Poetry Gathering features youth poetry contest
To The Leader
ALPINE, TEXAS – A youth poetry contest has been announced by the Lone Star Cowboy Poetry Gathering in conjunction with its inaugural event scheduled for February 21-22, 2020.
Held on the campus of Sul Ross State University in Alpine, Texas, the gathering will feature poets and singers heralding from across Texas and several western states.
As a reminder that keeping the spirit of the West alive is not just a job for the old-timers, the youth contest provides a way for young people to not only express their appreciation for the cowboy way of life but also carry on the tradition.
“I am thrilled that the organizers want to promote this opportunity for the youth,” said Elizabeth Baize, a native of Fort Davis, who is working alongside Kay Nowell and Karen McGuire, both of Alpine, to organize the contest.

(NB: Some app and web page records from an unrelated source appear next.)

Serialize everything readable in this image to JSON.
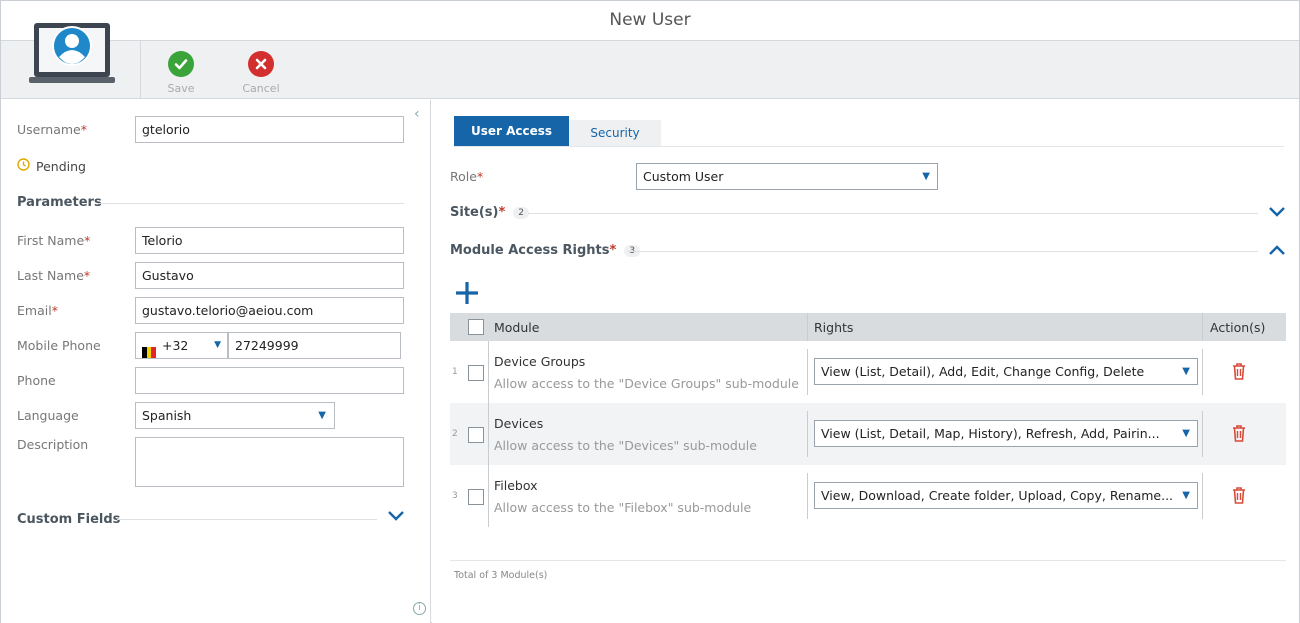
{
  "window": {
    "title": "New User"
  },
  "toolbar": {
    "save_label": "Save",
    "cancel_label": "Cancel"
  },
  "form": {
    "username": {
      "label": "Username",
      "value": "gtelorio"
    },
    "status": "Pending",
    "parameters_heading": "Parameters",
    "first_name": {
      "label": "First Name",
      "value": "Telorio"
    },
    "last_name": {
      "label": "Last Name",
      "value": "Gustavo"
    },
    "email": {
      "label": "Email",
      "value": "gustavo.telorio@aeiou.com"
    },
    "mobile_phone": {
      "label": "Mobile Phone",
      "country_code": "+32",
      "value": "27249999"
    },
    "phone": {
      "label": "Phone",
      "value": ""
    },
    "language": {
      "label": "Language",
      "value": "Spanish"
    },
    "description": {
      "label": "Description",
      "value": ""
    },
    "custom_fields_heading": "Custom Fields",
    "required_mark": "*"
  },
  "tabs": {
    "user_access": "User Access",
    "security": "Security"
  },
  "access": {
    "role": {
      "label": "Role",
      "value": "Custom User"
    },
    "sites": {
      "label": "Site(s)",
      "count": "2"
    },
    "modules": {
      "label": "Module Access Rights",
      "count": "3"
    },
    "add_icon": "plus-icon",
    "columns": {
      "module": "Module",
      "rights": "Rights",
      "actions": "Action(s)"
    },
    "rows": [
      {
        "num": "1",
        "title": "Device Groups",
        "desc": "Allow access to the \"Device Groups\" sub-module",
        "rights": "View (List, Detail), Add, Edit, Change Config, Delete"
      },
      {
        "num": "2",
        "title": "Devices",
        "desc": "Allow access to the \"Devices\" sub-module",
        "rights": "View (List, Detail, Map, History), Refresh, Add, Pairin..."
      },
      {
        "num": "3",
        "title": "Filebox",
        "desc": "Allow access to the \"Filebox\" sub-module",
        "rights": "View, Download, Create folder, Upload, Copy, Rename..."
      }
    ],
    "footer": "Total of 3 Module(s)"
  },
  "colors": {
    "accent": "#1565a8",
    "save": "#3aa33a",
    "cancel": "#d32f2f",
    "required": "#c0392b",
    "pending": "#e0a800"
  }
}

“Developing the art of writing, whether poetry or prose, affords an individual with a powerful tool,” she said. “It can teach a lesson, relay a personal value, make a lasting impression, or just bring the gift of laughter into someone’s life.”
Baize participated in the poetry contest herself during her high school years and still has a poem she wrote entitled “Rattler Tale.”
She smiles as she glances over her teenage attempt at capturing the story.
“When I think about my snake encounters, an image flashes into my mind’s eye regarding this one – the first moment I caught sight of the snake crawling away from my horse’s legs,” she said.
“However, I realize that without these words in front of me, many details would have escaped my recollection,” Baize said. “Thanks to the Texas Cowboy Poetry Gathering Poetry Contest and a dedicated mother who challenge me to participate, I can relive an incident that occurred over half my lifetime ago.”
To encourage participation, the youth poetry contest is divided into five age divisions with the top three places in each division receiving a personalized plaque.
Plans also are underway for students to share their poems during a special session on Saturday morning during the gathering.
Baize hopes that the contest will not only give students a reason to write, but also an opportunity to share their creativity, experiences, and dreams with others.
“Whether or not they realize the fact, young people with an interest in agriculture already have great stories to tell,” she said. “We are waiting in anticipation to hear them.”
For more information, contest guidelines and entry deadline, visit lonestarcowboypoetry.com/youth_contest.